> _Assignment_:
Please print out every entry below, verbatim.

> _Data supplied_:
-------------------------

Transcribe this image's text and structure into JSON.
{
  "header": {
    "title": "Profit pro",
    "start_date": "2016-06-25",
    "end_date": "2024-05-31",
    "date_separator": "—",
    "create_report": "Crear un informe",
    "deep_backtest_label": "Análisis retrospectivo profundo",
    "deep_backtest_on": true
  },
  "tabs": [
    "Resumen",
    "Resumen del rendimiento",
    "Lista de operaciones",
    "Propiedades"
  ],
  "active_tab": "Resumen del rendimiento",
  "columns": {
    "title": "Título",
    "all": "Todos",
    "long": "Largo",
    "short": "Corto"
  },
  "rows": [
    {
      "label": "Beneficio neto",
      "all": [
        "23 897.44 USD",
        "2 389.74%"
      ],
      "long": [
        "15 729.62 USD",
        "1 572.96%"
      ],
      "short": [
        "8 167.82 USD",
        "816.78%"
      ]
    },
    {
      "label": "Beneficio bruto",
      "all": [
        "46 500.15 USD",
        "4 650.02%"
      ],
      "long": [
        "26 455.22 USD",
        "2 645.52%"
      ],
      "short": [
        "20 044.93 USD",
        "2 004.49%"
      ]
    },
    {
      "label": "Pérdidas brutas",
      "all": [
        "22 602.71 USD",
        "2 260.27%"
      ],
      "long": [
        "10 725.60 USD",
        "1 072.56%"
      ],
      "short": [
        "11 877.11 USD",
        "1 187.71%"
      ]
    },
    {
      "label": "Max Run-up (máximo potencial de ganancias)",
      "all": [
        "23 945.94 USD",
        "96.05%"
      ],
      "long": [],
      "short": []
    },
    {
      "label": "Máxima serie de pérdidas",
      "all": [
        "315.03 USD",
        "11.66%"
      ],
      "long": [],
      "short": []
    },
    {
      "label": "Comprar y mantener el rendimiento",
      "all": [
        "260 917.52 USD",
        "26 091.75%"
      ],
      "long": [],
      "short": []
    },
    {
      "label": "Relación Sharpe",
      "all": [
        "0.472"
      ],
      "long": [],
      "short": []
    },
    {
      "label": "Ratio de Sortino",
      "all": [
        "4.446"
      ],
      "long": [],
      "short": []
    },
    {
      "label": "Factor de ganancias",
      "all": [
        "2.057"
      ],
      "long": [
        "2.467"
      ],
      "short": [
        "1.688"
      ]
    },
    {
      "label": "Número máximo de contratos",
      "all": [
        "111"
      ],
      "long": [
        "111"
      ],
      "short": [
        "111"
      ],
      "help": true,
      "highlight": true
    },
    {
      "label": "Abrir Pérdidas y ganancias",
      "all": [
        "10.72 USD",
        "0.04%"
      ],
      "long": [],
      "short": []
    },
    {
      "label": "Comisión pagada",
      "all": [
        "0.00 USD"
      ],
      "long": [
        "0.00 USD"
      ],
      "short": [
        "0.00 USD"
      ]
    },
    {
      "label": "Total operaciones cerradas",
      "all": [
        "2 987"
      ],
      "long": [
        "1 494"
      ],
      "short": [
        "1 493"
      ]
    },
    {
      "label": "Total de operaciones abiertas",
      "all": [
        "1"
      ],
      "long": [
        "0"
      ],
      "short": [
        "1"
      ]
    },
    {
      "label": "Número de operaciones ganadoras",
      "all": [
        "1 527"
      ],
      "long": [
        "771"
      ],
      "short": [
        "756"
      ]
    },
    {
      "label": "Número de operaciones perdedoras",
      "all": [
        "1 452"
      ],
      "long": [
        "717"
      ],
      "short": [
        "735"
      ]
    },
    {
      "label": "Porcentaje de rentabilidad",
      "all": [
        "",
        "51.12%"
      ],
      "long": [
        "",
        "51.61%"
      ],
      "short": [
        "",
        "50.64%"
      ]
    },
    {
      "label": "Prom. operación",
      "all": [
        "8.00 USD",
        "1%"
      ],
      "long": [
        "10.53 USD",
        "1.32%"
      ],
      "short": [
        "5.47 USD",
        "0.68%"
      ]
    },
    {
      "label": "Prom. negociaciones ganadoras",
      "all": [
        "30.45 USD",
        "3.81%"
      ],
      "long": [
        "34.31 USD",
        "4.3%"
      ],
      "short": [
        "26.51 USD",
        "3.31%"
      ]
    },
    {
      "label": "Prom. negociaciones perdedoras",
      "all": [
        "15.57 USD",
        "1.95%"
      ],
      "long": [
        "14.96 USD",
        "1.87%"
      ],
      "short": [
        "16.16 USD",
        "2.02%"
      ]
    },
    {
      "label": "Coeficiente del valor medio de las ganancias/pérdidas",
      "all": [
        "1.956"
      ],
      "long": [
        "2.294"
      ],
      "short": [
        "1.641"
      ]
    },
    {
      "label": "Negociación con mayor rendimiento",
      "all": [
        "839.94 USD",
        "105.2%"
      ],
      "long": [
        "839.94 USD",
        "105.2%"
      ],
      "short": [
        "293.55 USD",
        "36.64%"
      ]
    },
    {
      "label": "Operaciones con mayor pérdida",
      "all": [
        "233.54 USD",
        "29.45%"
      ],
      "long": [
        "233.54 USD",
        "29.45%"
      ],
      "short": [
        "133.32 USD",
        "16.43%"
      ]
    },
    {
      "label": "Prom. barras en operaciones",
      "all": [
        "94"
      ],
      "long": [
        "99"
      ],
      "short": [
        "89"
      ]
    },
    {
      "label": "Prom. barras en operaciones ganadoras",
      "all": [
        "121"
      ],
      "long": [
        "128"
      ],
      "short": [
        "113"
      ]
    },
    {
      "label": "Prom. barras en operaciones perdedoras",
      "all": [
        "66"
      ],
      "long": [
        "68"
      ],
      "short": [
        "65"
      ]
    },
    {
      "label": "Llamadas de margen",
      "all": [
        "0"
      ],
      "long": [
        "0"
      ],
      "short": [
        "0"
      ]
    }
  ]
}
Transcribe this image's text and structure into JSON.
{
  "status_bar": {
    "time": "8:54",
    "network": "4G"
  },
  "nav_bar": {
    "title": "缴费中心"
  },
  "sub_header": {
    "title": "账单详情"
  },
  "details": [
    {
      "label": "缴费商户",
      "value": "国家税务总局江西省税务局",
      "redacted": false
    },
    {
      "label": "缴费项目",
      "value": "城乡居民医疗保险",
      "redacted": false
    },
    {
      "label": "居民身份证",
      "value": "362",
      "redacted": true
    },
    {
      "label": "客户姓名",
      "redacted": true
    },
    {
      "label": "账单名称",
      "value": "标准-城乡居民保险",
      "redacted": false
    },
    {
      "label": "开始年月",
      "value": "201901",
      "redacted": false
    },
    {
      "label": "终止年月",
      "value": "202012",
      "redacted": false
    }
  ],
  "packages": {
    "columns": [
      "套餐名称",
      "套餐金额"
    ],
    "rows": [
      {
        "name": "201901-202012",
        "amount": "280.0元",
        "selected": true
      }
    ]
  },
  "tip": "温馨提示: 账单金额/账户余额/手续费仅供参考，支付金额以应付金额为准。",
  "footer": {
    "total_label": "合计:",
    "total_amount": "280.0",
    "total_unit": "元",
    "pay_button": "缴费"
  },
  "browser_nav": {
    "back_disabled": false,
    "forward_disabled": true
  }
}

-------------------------

> _Result below_:
Transcribe this image's text and structure into JSON.
{
  "header": {
    "title": "Profit pro",
    "start_date": "2016-06-25",
    "end_date": "2024-05-31",
    "date_separator": "—",
    "create_report": "Crear un informe",
    "deep_backtest_label": "Análisis retrospectivo profundo",
    "deep_backtest_on": true
  },
  "tabs": [
    "Resumen",
    "Resumen del rendimiento",
    "Lista de operaciones",
    "Propiedades"
  ],
  "active_tab": "Resumen del rendimiento",
  "columns": {
    "title": "Título",
    "all": "Todos",
    "long": "Largo",
    "short": "Corto"
  },
  "rows": [
    {
      "label": "Beneficio neto",
      "all": [
        "23 897.44 USD",
        "2 389.74%"
      ],
      "long": [
        "15 729.62 USD",
        "1 572.96%"
      ],
      "short": [
        "8 167.82 USD",
        "816.78%"
      ]
    },
    {
      "label": "Beneficio bruto",
      "all": [
        "46 500.15 USD",
        "4 650.02%"
      ],
      "long": [
        "26 455.22 USD",
        "2 645.52%"
      ],
      "short": [
        "20 044.93 USD",
        "2 004.49%"
      ]
    },
    {
      "label": "Pérdidas brutas",
      "all": [
        "22 602.71 USD",
        "2 260.27%"
      ],
      "long": [
        "10 725.60 USD",
        "1 072.56%"
      ],
      "short": [
        "11 877.11 USD",
        "1 187.71%"
      ]
    },
    {
      "label": "Max Run-up (máximo potencial de ganancias)",
      "all": [
        "23 945.94 USD",
        "96.05%"
      ],
      "long": [],
      "short": []
    },
    {
      "label": "Máxima serie de pérdidas",
      "all": [
        "315.03 USD",
        "11.66%"
      ],
      "long": [],
      "short": []
    },
    {
      "label": "Comprar y mantener el rendimiento",
      "all": [
        "260 917.52 USD",
        "26 091.75%"
      ],
      "long": [],
      "short": []
    },
    {
      "label": "Relación Sharpe",
      "all": [
        "0.472"
      ],
      "long": [],
      "short": []
    },
    {
      "label": "Ratio de Sortino",
      "all": [
        "4.446"
      ],
      "long": [],
      "short": []
    },
    {
      "label": "Factor de ganancias",
      "all": [
        "2.057"
      ],
      "long": [
        "2.467"
      ],
      "short": [
        "1.688"
      ]
    },
    {
      "label": "Número máximo de contratos",
      "all": [
        "111"
      ],
      "long": [
        "111"
      ],
      "short": [
        "111"
      ],
      "help": true,
      "highlight": true
    },
    {
      "label": "Abrir Pérdidas y ganancias",
      "all": [
        "10.72 USD",
        "0.04%"
      ],
      "long": [],
      "short": []
    },
    {
      "label": "Comisión pagada",
      "all": [
        "0.00 USD"
      ],
      "long": [
        "0.00 USD"
      ],
      "short": [
        "0.00 USD"
      ]
    },
    {
      "label": "Total operaciones cerradas",
      "all": [
        "2 987"
      ],
      "long": [
        "1 494"
      ],
      "short": [
        "1 493"
      ]
    },
    {
      "label": "Total de operaciones abiertas",
      "all": [
        "1"
      ],
      "long": [
        "0"
      ],
      "short": [
        "1"
      ]
    },
    {
      "label": "Número de operaciones ganadoras",
      "all": [
        "1 527"
      ],
      "long": [
        "771"
      ],
      "short": [
        "756"
      ]
    },
    {
      "label": "Número de operaciones perdedoras",
      "all": [
        "1 452"
      ],
      "long": [
        "717"
      ],
      "short": [
        "735"
      ]
    },
    {
      "label": "Porcentaje de rentabilidad",
      "all": [
        "",
        "51.12%"
      ],
      "long": [
        "",
        "51.61%"
      ],
      "short": [
        "",
        "50.64%"
      ]
    },
    {
      "label": "Prom. operación",
      "all": [
        "8.00 USD",
        "1%"
      ],
      "long": [
        "10.53 USD",
        "1.32%"
      ],
      "short": [
        "5.47 USD",
        "0.68%"
      ]
    },
    {
      "label": "Prom. negociaciones ganadoras",
      "all": [
        "30.45 USD",
        "3.81%"
      ],
      "long": [
        "34.31 USD",
        "4.3%"
      ],
      "short": [
        "26.51 USD",
        "3.31%"
      ]
    },
    {
      "label": "Prom. negociaciones perdedoras",
      "all": [
        "15.57 USD",
        "1.95%"
      ],
      "long": [
        "14.96 USD",
        "1.87%"
      ],
      "short": [
        "16.16 USD",
        "2.02%"
      ]
    },
    {
      "label": "Coeficiente del valor medio de las ganancias/pérdidas",
      "all": [
        "1.956"
      ],
      "long": [
        "2.294"
      ],
      "short": [
        "1.641"
      ]
    },
    {
      "label": "Negociación con mayor rendimiento",
      "all": [
        "839.94 USD",
        "105.2%"
      ],
      "long": [
        "839.94 USD",
        "105.2%"
      ],
      "short": [
        "293.55 USD",
        "36.64%"
      ]
    },
    {
      "label": "Operaciones con mayor pérdida",
      "all": [
        "233.54 USD",
        "29.45%"
      ],
      "long": [
        "233.54 USD",
        "29.45%"
      ],
      "short": [
        "133.32 USD",
        "16.43%"
      ]
    },
    {
      "label": "Prom. barras en operaciones",
      "all": [
        "94"
      ],
      "long": [
        "99"
      ],
      "short": [
        "89"
      ]
    },
    {
      "label": "Prom. barras en operaciones ganadoras",
      "all": [
        "121"
      ],
      "long": [
        "128"
      ],
      "short": [
        "113"
      ]
    },
    {
      "label": "Prom. barras en operaciones perdedoras",
      "all": [
        "66"
      ],
      "long": [
        "68"
      ],
      "short": [
        "65"
      ]
    },
    {
      "label": "Llamadas de margen",
      "all": [
        "0"
      ],
      "long": [
        "0"
      ],
      "short": [
        "0"
      ]
    }
  ]
}
Transcribe this image's text and structure into JSON.
{
  "status_bar": {
    "time": "8:54",
    "network": "4G"
  },
  "nav_bar": {
    "title": "缴费中心"
  },
  "sub_header": {
    "title": "账单详情"
  },
  "details": [
    {
      "label": "缴费商户",
      "value": "国家税务总局江西省税务局",
      "redacted": false
    },
    {
      "label": "缴费项目",
      "value": "城乡居民医疗保险",
      "redacted": false
    },
    {
      "label": "居民身份证",
      "value": "362",
      "redacted": true
    },
    {
      "label": "客户姓名",
      "redacted": true
    },
    {
      "label": "账单名称",
      "value": "标准-城乡居民保险",
      "redacted": false
    },
    {
      "label": "开始年月",
      "value": "201901",
      "redacted": false
    },
    {
      "label": "终止年月",
      "value": "202012",
      "redacted": false
    }
  ],
  "packages": {
    "columns": [
      "套餐名称",
      "套餐金额"
    ],
    "rows": [
      {
        "name": "201901-202012",
        "amount": "280.0元",
        "selected": true
      }
    ]
  },
  "tip": "温馨提示: 账单金额/账户余额/手续费仅供参考，支付金额以应付金额为准。",
  "footer": {
    "total_label": "合计:",
    "total_amount": "280.0",
    "total_unit": "元",
    "pay_button": "缴费"
  },
  "browser_nav": {
    "back_disabled": false,
    "forward_disabled": true
  }
}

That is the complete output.